Gordon-Levitt keeps pushing the movie further and deeper until it achieves astonishing emotional complexity — and not astonishing because of who made it (although there is that). It's that America is suffering a man crisis (we're running out of good, manly ones!) and Don Jon acknowledges and addresses male infantilization and misogyny without congratulating itself for that. The movie is an argument for how we got a particular kind of misogynist savage (for once, it's not mom; it's Tony Danza) and how it's not the expected conjugal domestication that tames him, it's vulnerability. This is a sexy movie about love and how to make it. (The simple adjustment of one character's hair is one of the most powerful romantic gestures I've seen in a movie. It's also hot.)
This is as much a film about women's issues as it is men's. And it's possible that certain bros who show up for Gordon-Levitt's tutorial will learn something about sharing and self-examination. It's also possible that from all this truth and tenderness they'll extract a ploy to get laid. Either way, the movie is a triumph.
Thanks for Sharing, directed by Stuart Blumberg

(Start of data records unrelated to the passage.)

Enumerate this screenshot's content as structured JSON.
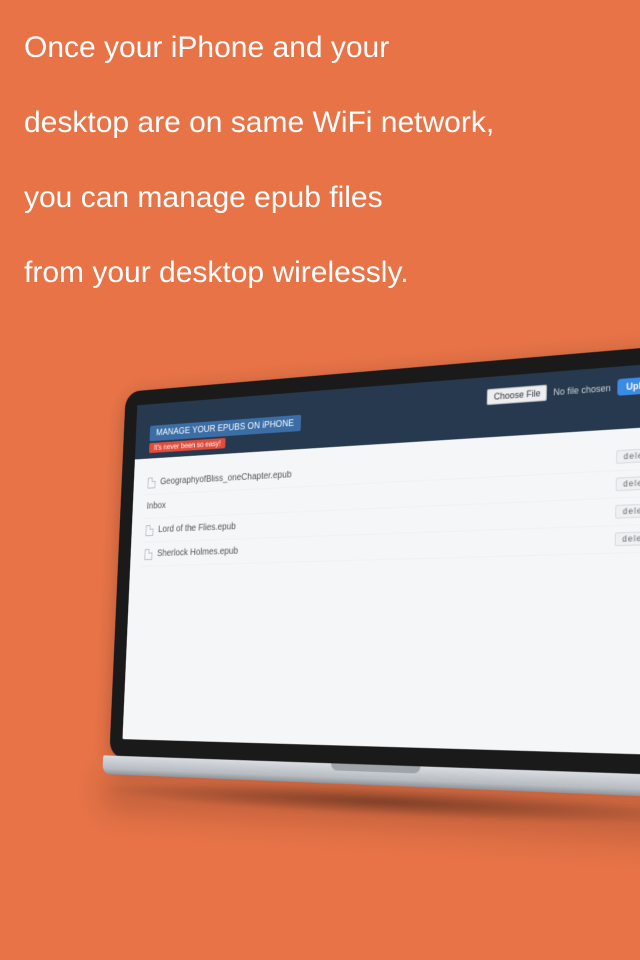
{
  "promo": {
    "line1": "Once your iPhone and your",
    "line2": "desktop are on same WiFi network,",
    "line3": "you can manage epub files",
    "line4": "from your desktop wirelessly."
  },
  "webpage": {
    "title": "MANAGE YOUR EPUBS ON iPHONE",
    "tagline": "It's never been so easy!",
    "choose_label": "Choose File",
    "no_file_label": "No file chosen",
    "upload_label": "Upload",
    "action_label": "delete",
    "files": [
      "GeographyofBliss_oneChapter.epub",
      "Inbox",
      "Lord of the Flies.epub",
      "Sherlock Holmes.epub"
    ]
  }
}
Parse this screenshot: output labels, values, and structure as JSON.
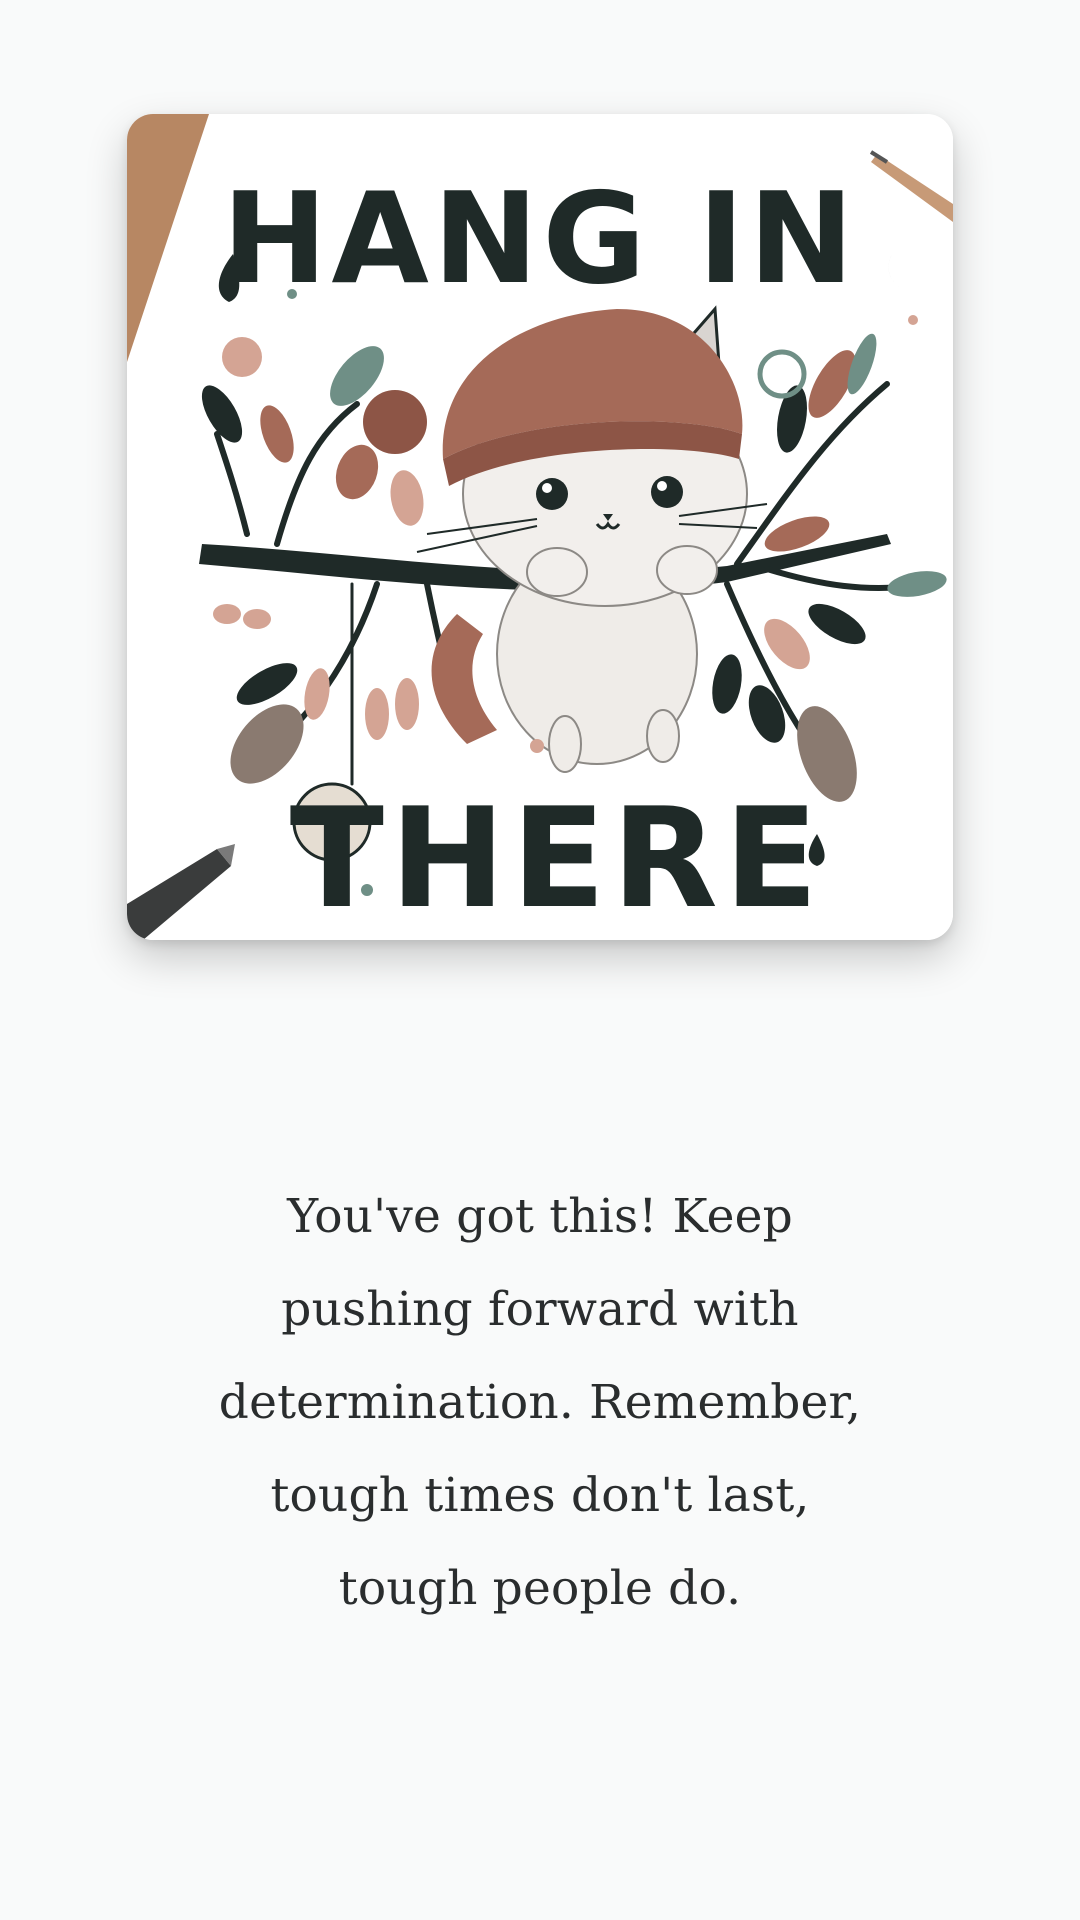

Of course, Jon's porn addiction doesn't seem like much of an addiction. If he white-knuckles his way to sobriety, there's a lot of tape on his knuckles. But were he to quit the accepted way, he might have wound up in one of the group sessions in Thanks for Sharing. This is a romantic dramedy about the day-to-day lives of sex addicts, and if there's ambition here, it comes from turning disturbing material cute. For an hour or so, you don't mind. The movie focuses on three New Yorkers, played by Tim Robbins, Mark Ruffalo, and Josh Gad. Each man is at a different stage of recovery (Robbins sponsors Ruffalo; Ruffalo sponsors Gad), and the suspense is generated by whether they'll be able to stay on the wagon.
Ruffalo starts seeing Gwyneth Paltrow, a breast cancer survivor who has a no-addicts policy. Robbins and his wife (Joely Richardson) are coping with the return of their addict son (Patrick Fugit). And Gad happens to have mommy issues. The film bops along, manufacturing scenarios that come to an automatic head. Stuart Blumberg directed and co-wrote this movie (he also co-wrote The Kids Are Alright), and you get the sense that he was taken with how addicts talk among themselves. The group meetings are always the strongest scenes in the film; most of the other dialogue is bad banter.
Eventually, the weak comedy dissipates and the film turns dark, and you realize the early scenes are actually insufferable. They seem falsely happy. Even though that transition doesn't improve the writing (is everyone really threatening to fall off the wagon at the same time?), it does give every performance — including a good, loose one by Alecia Moore, a.k.a. Pink — somewhere honest to go. Fugit is especially ferocious with a part that seemed like a device. The candor in this film has such a serious kick that you don't know why Blumberg wastes so much time trying to get us to laugh at it. It's not funny.